Task -> Tally the lines in the entries where the string "killed" appears, and write only the total.
++++ Extracted data ++++
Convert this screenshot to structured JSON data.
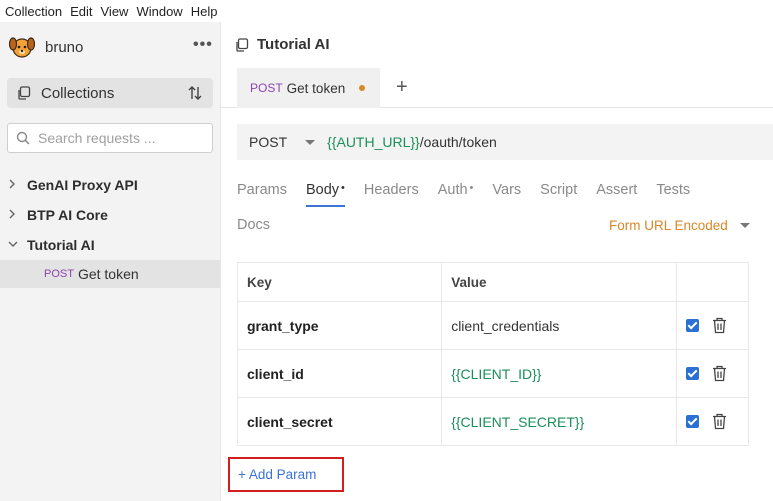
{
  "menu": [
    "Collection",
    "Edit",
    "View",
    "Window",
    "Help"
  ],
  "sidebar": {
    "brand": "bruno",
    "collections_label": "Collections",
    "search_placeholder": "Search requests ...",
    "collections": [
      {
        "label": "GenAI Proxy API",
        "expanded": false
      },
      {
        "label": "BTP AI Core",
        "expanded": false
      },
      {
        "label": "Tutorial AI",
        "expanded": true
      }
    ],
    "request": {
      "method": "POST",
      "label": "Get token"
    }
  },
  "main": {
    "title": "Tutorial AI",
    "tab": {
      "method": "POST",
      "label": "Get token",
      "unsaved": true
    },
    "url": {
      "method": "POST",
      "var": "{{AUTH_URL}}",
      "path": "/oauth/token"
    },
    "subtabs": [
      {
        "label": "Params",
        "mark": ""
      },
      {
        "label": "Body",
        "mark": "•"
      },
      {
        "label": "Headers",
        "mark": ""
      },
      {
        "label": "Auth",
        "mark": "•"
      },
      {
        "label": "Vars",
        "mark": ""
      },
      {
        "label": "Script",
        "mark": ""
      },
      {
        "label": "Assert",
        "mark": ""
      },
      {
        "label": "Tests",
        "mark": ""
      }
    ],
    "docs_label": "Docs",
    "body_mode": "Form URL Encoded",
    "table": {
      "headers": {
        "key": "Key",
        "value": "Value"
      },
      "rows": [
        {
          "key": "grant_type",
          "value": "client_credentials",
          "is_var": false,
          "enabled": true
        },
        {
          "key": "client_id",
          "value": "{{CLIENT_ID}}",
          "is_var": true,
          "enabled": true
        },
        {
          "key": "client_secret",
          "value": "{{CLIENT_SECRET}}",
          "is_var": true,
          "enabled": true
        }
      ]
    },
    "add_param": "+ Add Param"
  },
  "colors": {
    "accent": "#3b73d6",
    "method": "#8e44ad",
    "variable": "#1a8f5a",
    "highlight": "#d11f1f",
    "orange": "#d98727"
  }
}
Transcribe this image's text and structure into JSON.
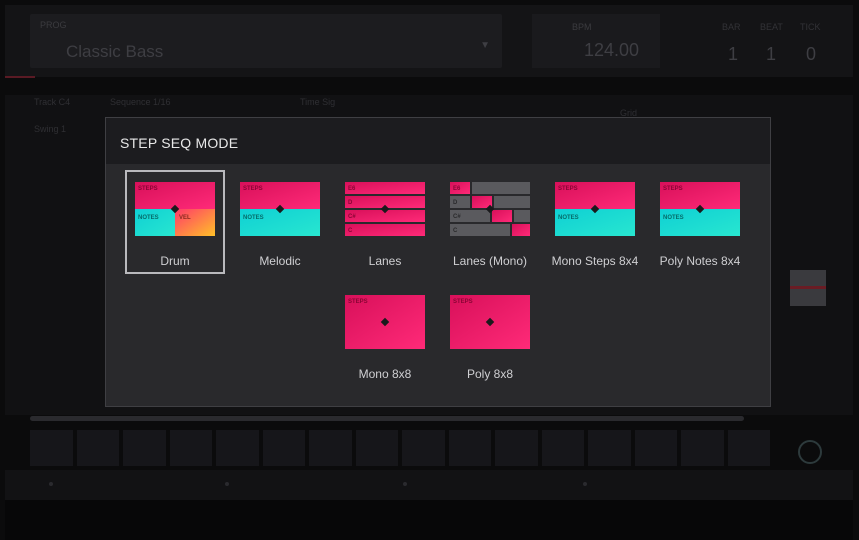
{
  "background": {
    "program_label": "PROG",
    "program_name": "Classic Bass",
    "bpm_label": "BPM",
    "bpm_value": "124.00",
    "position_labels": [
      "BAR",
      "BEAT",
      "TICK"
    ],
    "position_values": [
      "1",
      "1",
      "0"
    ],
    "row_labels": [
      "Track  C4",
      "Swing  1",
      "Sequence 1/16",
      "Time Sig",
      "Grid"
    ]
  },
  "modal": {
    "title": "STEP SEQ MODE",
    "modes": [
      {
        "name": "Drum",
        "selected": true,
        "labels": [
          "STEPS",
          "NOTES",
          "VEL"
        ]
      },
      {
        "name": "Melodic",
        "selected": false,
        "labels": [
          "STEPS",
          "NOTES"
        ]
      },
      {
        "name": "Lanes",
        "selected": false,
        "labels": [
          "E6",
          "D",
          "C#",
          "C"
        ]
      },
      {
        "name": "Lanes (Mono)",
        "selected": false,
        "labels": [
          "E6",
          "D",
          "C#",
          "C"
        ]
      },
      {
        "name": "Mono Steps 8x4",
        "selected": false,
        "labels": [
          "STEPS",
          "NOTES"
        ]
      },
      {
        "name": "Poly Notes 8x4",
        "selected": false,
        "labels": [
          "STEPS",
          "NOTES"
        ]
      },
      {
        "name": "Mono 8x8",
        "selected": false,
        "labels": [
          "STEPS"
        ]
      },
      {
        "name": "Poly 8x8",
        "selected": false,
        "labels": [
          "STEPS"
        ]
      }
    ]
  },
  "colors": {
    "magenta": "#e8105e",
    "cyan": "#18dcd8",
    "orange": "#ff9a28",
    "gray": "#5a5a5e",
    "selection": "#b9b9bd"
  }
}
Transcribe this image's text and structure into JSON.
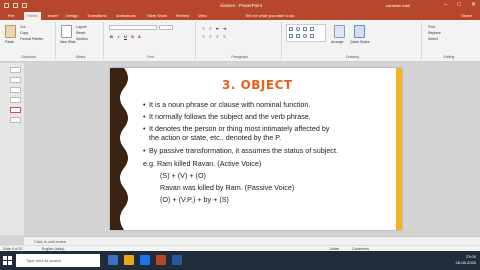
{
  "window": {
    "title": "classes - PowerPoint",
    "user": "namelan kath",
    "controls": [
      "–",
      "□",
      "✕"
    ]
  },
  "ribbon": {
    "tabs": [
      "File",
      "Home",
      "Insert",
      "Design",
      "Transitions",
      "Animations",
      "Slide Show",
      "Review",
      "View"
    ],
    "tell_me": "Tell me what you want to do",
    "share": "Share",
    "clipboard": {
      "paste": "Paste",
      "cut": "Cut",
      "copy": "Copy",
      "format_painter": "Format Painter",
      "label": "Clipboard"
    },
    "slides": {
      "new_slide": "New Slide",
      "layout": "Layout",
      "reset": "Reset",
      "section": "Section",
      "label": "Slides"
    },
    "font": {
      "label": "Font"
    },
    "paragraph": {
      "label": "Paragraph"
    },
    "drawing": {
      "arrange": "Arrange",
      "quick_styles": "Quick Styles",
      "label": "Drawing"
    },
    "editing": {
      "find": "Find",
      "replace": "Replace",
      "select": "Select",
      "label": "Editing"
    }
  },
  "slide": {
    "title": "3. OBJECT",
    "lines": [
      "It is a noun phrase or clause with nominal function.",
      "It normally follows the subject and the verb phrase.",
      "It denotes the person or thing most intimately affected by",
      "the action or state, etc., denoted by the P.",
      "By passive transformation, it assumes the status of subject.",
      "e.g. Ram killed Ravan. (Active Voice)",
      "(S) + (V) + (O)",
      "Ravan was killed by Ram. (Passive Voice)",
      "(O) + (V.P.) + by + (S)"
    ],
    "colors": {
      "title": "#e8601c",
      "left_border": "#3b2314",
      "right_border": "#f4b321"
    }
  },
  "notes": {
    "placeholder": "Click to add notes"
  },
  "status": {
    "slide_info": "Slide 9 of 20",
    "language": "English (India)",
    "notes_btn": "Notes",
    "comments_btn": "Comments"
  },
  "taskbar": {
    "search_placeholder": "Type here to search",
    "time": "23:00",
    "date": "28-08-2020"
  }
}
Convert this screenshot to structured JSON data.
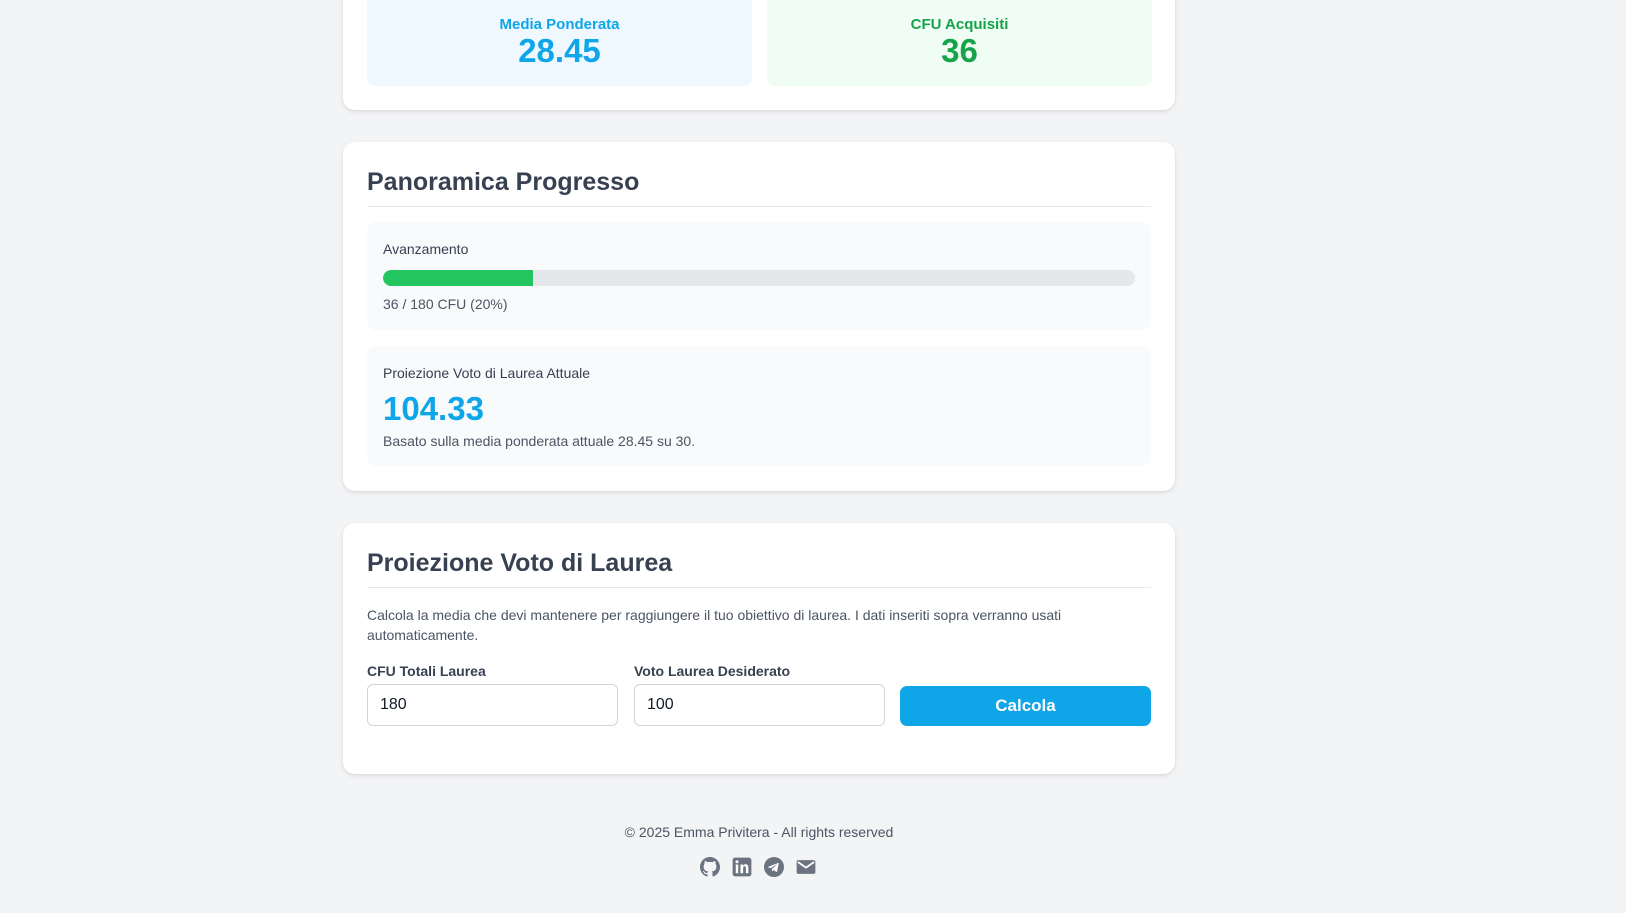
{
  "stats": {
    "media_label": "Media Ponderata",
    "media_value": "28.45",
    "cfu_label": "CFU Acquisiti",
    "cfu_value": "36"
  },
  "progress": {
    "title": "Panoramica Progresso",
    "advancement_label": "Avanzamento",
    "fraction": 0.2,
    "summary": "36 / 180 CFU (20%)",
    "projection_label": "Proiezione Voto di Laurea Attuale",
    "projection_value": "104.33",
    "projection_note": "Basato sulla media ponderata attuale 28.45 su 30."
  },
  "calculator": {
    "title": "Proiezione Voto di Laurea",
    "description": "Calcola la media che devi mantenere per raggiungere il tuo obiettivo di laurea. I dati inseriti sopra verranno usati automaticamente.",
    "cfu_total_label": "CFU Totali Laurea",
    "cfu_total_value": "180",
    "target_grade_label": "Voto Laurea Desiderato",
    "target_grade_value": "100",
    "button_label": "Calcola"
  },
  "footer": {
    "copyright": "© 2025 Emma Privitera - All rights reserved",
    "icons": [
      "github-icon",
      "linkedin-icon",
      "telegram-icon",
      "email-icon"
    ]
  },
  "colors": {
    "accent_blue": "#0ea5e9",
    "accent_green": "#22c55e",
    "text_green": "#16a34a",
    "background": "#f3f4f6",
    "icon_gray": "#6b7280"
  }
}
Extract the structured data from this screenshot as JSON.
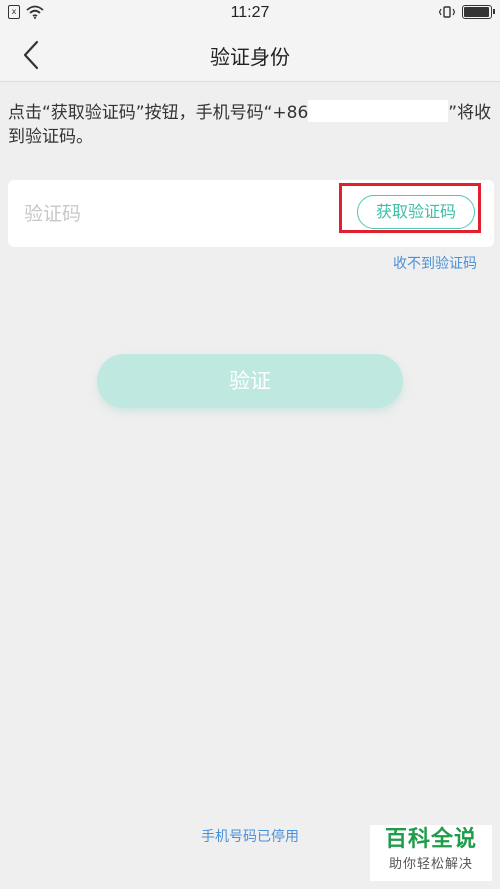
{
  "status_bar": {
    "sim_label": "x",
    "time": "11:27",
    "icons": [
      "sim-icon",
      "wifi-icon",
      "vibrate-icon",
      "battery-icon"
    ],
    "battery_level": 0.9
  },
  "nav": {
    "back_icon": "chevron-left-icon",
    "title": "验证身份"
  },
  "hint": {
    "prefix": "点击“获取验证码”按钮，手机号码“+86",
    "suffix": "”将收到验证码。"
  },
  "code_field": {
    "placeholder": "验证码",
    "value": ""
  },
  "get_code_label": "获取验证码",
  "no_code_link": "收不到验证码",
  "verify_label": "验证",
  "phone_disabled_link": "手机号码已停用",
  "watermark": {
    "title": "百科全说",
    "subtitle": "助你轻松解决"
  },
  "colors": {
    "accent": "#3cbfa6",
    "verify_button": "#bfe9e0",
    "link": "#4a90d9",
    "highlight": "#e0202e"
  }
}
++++
Reply -> 2